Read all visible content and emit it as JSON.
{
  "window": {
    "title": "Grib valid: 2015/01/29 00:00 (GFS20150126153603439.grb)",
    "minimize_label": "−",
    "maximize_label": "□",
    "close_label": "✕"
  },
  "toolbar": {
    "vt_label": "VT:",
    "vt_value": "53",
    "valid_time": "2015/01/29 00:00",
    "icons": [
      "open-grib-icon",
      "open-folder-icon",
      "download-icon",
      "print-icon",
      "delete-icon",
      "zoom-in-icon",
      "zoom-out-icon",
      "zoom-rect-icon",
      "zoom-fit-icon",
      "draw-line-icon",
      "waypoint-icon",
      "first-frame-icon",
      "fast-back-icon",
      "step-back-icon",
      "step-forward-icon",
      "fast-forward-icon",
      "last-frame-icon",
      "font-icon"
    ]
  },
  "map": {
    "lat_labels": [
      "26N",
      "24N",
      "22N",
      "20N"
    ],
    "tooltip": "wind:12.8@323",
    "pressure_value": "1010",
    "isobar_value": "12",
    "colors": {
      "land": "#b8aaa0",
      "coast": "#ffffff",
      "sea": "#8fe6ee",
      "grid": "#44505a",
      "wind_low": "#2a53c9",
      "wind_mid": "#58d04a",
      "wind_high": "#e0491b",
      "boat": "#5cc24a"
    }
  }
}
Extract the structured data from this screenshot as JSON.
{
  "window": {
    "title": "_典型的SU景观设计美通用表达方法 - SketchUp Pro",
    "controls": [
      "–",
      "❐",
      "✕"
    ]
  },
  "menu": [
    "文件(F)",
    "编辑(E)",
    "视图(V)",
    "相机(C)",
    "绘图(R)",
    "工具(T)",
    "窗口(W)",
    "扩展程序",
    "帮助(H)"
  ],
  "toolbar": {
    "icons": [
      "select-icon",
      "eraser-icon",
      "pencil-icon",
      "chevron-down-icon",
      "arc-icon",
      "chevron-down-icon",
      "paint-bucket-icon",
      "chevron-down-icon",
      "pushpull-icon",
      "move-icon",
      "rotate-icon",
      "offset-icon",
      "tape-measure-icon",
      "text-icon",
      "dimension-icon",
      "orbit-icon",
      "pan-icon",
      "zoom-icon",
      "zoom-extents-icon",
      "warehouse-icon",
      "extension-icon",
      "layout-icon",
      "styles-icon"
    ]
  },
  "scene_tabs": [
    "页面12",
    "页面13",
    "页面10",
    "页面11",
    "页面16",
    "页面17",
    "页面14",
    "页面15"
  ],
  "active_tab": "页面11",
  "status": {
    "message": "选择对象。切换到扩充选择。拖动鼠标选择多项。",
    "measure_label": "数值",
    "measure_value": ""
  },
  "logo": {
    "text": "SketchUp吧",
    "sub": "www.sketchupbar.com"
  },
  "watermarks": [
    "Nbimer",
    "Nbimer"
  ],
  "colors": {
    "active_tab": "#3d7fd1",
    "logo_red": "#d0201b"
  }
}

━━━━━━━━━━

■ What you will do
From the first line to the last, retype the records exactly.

■ The answer
Read all visible content and emit it as JSON.
{
  "window": {
    "title": "Grib valid: 2015/01/29 00:00 (GFS20150126153603439.grb)",
    "minimize_label": "−",
    "maximize_label": "□",
    "close_label": "✕"
  },
  "toolbar": {
    "vt_label": "VT:",
    "vt_value": "53",
    "valid_time": "2015/01/29 00:00",
    "icons": [
      "open-grib-icon",
      "open-folder-icon",
      "download-icon",
      "print-icon",
      "delete-icon",
      "zoom-in-icon",
      "zoom-out-icon",
      "zoom-rect-icon",
      "zoom-fit-icon",
      "draw-line-icon",
      "waypoint-icon",
      "first-frame-icon",
      "fast-back-icon",
      "step-back-icon",
      "step-forward-icon",
      "fast-forward-icon",
      "last-frame-icon",
      "font-icon"
    ]
  },
  "map": {
    "lat_labels": [
      "26N",
      "24N",
      "22N",
      "20N"
    ],
    "tooltip": "wind:12.8@323",
    "pressure_value": "1010",
    "isobar_value": "12",
    "colors": {
      "land": "#b8aaa0",
      "coast": "#ffffff",
      "sea": "#8fe6ee",
      "grid": "#44505a",
      "wind_low": "#2a53c9",
      "wind_mid": "#58d04a",
      "wind_high": "#e0491b",
      "boat": "#5cc24a"
    }
  }
}
Extract the structured data from this screenshot as JSON.
{
  "window": {
    "title": "_典型的SU景观设计美通用表达方法 - SketchUp Pro",
    "controls": [
      "–",
      "❐",
      "✕"
    ]
  },
  "menu": [
    "文件(F)",
    "编辑(E)",
    "视图(V)",
    "相机(C)",
    "绘图(R)",
    "工具(T)",
    "窗口(W)",
    "扩展程序",
    "帮助(H)"
  ],
  "toolbar": {
    "icons": [
      "select-icon",
      "eraser-icon",
      "pencil-icon",
      "chevron-down-icon",
      "arc-icon",
      "chevron-down-icon",
      "paint-bucket-icon",
      "chevron-down-icon",
      "pushpull-icon",
      "move-icon",
      "rotate-icon",
      "offset-icon",
      "tape-measure-icon",
      "text-icon",
      "dimension-icon",
      "orbit-icon",
      "pan-icon",
      "zoom-icon",
      "zoom-extents-icon",
      "warehouse-icon",
      "extension-icon",
      "layout-icon",
      "styles-icon"
    ]
  },
  "scene_tabs": [
    "页面12",
    "页面13",
    "页面10",
    "页面11",
    "页面16",
    "页面17",
    "页面14",
    "页面15"
  ],
  "active_tab": "页面11",
  "status": {
    "message": "选择对象。切换到扩充选择。拖动鼠标选择多项。",
    "measure_label": "数值",
    "measure_value": ""
  },
  "logo": {
    "text": "SketchUp吧",
    "sub": "www.sketchupbar.com"
  },
  "watermarks": [
    "Nbimer",
    "Nbimer"
  ],
  "colors": {
    "active_tab": "#3d7fd1",
    "logo_red": "#d0201b"
  }
}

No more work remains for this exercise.